It thrives in warm conditions, which is why it is not usually a problem on outdoor plants. Glasshouse whitefly is active all year round on houseplants and in greenhouses.

Symptoms Back to top

You may see the following symptoms:

  • It is relatively easy to see whiteflies on infested plants, especially if a plant is disturbed, when clouds of small white-winged insects, 1.5mm (about 1/16in) long, will fly up
  • Adult whitefly and the nymphs excrete sticky honeydew on the foliage, stems and fruits, which allows the growth of black sooty moulds
  • You may also see flat, oval, creamy white scale-like nymphs on the underside of leaves

Control Back to top

Due to this pest's rapid reproductive rate and the widespread occurrence of pesticide-resistant strains, biological control often gives better results than insecticides on greenhouse plants.

Non-chemical control

Biological control

This involves introducing tiny parasitic wasps, Encarsia formosa, which attack the whitefly nymphs. The parasite is available by mail order from the suppliers of biological controls. It is important to introduce the parasite before plants are heavily infested as it cannot give instant control. Parasitised nymphs turn black so it is easy to monitor the progress of the control. As Encarsia is killed by most insecticides, avoid spraying with products other than fatty acids, urea/mineral lattice, plant extracts or plant oils (see below) prior to its introduction.

Other non-chemical controls

Hang sticky yellow sheets (Agralan Yellow Sticky Traps, Bayer Greenhouse Fly Catcher, Growing Success Greenhouse Whitefly Traps, Vitax Whitefly Traps) above or among the plants to trap adult whitefly.

Chemical control

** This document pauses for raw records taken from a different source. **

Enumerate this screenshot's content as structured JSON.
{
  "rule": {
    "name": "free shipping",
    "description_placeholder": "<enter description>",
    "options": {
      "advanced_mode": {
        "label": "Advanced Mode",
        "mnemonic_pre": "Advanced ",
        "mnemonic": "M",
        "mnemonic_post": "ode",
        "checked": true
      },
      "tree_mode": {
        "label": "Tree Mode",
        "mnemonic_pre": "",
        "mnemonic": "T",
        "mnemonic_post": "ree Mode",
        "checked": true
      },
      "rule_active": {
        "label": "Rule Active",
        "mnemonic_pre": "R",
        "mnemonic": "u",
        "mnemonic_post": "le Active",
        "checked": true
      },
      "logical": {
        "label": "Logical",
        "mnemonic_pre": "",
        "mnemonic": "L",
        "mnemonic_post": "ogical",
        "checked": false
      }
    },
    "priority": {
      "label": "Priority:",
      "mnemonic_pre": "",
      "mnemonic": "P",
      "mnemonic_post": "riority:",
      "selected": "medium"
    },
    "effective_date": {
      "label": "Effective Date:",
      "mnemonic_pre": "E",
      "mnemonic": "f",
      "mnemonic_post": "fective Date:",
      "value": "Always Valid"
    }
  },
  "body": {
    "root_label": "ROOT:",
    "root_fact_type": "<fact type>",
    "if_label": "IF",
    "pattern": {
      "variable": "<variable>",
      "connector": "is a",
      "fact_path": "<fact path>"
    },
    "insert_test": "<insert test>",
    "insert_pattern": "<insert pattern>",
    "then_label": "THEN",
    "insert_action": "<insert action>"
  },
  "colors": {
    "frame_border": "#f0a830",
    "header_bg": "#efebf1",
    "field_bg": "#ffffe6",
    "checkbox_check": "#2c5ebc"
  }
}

Frequent sprays with deltamethrin (Bayer Sprayday Greenfly Killer), lambda cyhalothrin (Westland Plant Rescue Fruit & Vegetable Bug Killer), plant extracts (Growing Success Fruit & Veg Bug Killer, Growing Success Greenhouse Whitefly Killer or Agralan Whitefly Killer), plant oils (Vitax 2 in 1 Organic Pest and Disease Control, Scotts Bug Clear for Fruit & Veg), fatty acids (Doff Greenfly and Blackfly Killer, Bayer Organic Pest Control or Greenfingers Organic Pest Spray) or urea/mineral lattice (SB Plant Invigorator) are required to control established infestations. Resistance to deltamethrin and lambda cyhalothrin can occur.

There are several systemic insecticides that can be applied as foliar sprays or compost drenches. Systemic insecticides are absorbed into the plant tissues and are taken up by sap-sucking insects when they feed.

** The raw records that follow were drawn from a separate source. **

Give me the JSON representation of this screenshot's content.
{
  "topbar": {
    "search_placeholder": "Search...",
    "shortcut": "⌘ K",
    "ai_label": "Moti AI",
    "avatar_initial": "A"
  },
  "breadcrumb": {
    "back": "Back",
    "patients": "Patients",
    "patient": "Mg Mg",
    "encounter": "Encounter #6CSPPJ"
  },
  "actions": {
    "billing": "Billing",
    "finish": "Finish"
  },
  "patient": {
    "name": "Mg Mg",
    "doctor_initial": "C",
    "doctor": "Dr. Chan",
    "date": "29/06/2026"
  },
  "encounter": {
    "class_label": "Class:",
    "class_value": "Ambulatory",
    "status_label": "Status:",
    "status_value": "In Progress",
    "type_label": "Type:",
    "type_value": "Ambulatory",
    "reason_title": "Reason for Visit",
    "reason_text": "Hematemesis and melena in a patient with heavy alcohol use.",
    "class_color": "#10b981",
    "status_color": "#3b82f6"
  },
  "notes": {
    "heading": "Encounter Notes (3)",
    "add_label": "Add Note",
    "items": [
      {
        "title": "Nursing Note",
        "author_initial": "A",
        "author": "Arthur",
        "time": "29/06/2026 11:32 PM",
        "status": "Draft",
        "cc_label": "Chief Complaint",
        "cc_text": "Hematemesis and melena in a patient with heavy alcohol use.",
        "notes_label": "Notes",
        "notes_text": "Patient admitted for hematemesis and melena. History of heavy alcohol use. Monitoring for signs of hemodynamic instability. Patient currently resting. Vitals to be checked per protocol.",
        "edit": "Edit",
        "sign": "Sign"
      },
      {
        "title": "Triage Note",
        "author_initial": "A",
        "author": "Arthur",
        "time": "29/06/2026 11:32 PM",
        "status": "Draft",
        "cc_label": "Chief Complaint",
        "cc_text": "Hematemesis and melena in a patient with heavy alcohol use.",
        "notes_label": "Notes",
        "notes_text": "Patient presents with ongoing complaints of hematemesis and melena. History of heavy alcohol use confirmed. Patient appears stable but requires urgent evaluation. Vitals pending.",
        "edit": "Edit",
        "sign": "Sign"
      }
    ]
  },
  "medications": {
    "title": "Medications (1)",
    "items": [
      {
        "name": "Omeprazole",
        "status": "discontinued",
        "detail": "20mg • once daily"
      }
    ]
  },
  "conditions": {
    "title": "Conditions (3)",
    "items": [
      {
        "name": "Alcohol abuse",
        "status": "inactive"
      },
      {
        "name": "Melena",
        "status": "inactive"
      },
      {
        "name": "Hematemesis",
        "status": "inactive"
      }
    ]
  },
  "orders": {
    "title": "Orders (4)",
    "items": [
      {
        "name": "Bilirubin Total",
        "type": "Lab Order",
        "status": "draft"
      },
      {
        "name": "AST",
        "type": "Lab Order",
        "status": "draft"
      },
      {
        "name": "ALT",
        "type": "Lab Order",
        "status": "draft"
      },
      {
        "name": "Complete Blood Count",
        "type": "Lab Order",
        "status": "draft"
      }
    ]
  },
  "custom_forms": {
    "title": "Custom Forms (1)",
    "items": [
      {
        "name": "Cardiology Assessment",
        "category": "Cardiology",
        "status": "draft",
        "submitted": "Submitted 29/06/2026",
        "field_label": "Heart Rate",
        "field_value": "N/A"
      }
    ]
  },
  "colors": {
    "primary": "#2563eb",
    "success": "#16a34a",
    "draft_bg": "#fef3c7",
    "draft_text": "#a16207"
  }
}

  • Bayer Provado Vine Weevil Killer 2 is a compost-applied systemic insecticide containing thiacloprid for application to the roots of ornamental plants growing in pots or containers only
  • Thiacloprid (Provado Ultimate Bug Killer Ready To Use or Provado Ultimate Bug Killer Concentrate 2) can be sprayed on the foliage of greenhouse-grown tomatoes, peppers, aubergine and cucumber, as well as ornamental plants
  • Acetamiprid can be applied as a compost drench (Scotts Bug Clear Ultra Vine Weevil Killer) on container-grown ornamental plants, or as a foliar spray (Scotts Bug Clear Ultra or Bug Clear Ultra Gun) on ornamental plants only


Pesticides for gardeners (Adobe Acrobat pdf document outlining pesticides available to gardeners)

Biology Back to top

This sap-sucking insect pest breeds rapidly and produces many generations in warm greenhouse conditions. The adults and their whitish scale-like nymphs live on the underside of the leaves where they feed on sap, weakening the plants. They lay greyish white cylindrical eggs either singly or in circles on the underside of the leaves. Glasshouse whitefly cannot survive winter out of doors but continues breeding throughout the year on indoor plants.


Image: © GWI/John Swithinbank. Available in high resolution at

Quick facts

Common name Glasshouse whitefly
Scientific name Trialeurodes vaporariorum
Plants affected Many houseplants and greenhouse plants
Main symptoms Sticky honeydew on foliage, black sooty moulds, small white-winged insects
Most active All year round